» **EXERCISE DATA**:
Content starts

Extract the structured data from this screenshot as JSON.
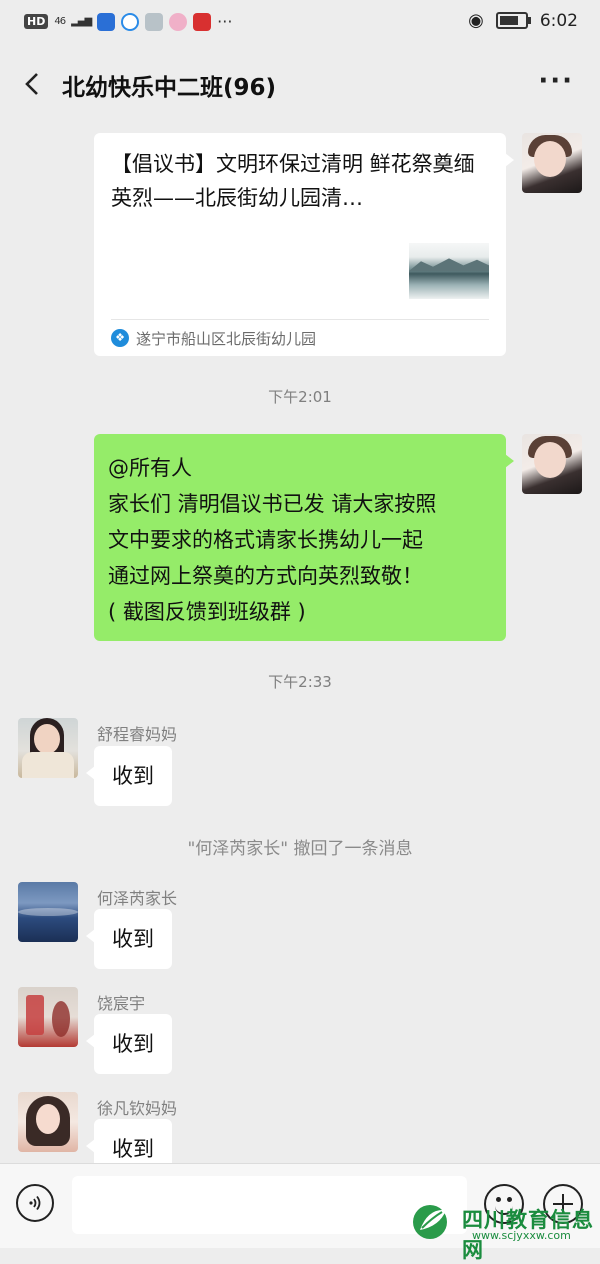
{
  "status_bar": {
    "hd": "HD",
    "signal": "46",
    "time": "6:02"
  },
  "header": {
    "title": "北幼快乐中二班(96)"
  },
  "link_card": {
    "title": "【倡议书】文明环保过清明 鲜花祭奠缅英烈——北辰街幼儿园清…",
    "source": "遂宁市船山区北辰街幼儿园"
  },
  "times": [
    "下午2:01",
    "下午2:33"
  ],
  "my_message": {
    "lines": [
      "@所有人",
      "家长们 清明倡议书已发 请大家按照",
      "文中要求的格式请家长携幼儿一起",
      "通过网上祭奠的方式向英烈致敬！",
      "( 截图反馈到班级群 )"
    ]
  },
  "system_message": "\"何泽芮家长\" 撤回了一条消息",
  "incoming": [
    {
      "sender": "舒程睿妈妈",
      "text": "收到"
    },
    {
      "sender": "何泽芮家长",
      "text": "收到"
    },
    {
      "sender": "饶宸宇",
      "text": "收到"
    },
    {
      "sender": "徐凡钦妈妈",
      "text": "收到"
    }
  ],
  "input": {
    "placeholder": ""
  },
  "watermark": {
    "name": "四川教育信息网",
    "url": "www.scjyxxw.com"
  }
}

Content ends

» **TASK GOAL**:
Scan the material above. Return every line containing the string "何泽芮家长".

» **ANSWER FOR THIS EXERCISE**:
  "system_message": "\"何泽芮家长\" 撤回了一条消息",
      "sender": "何泽芮家长",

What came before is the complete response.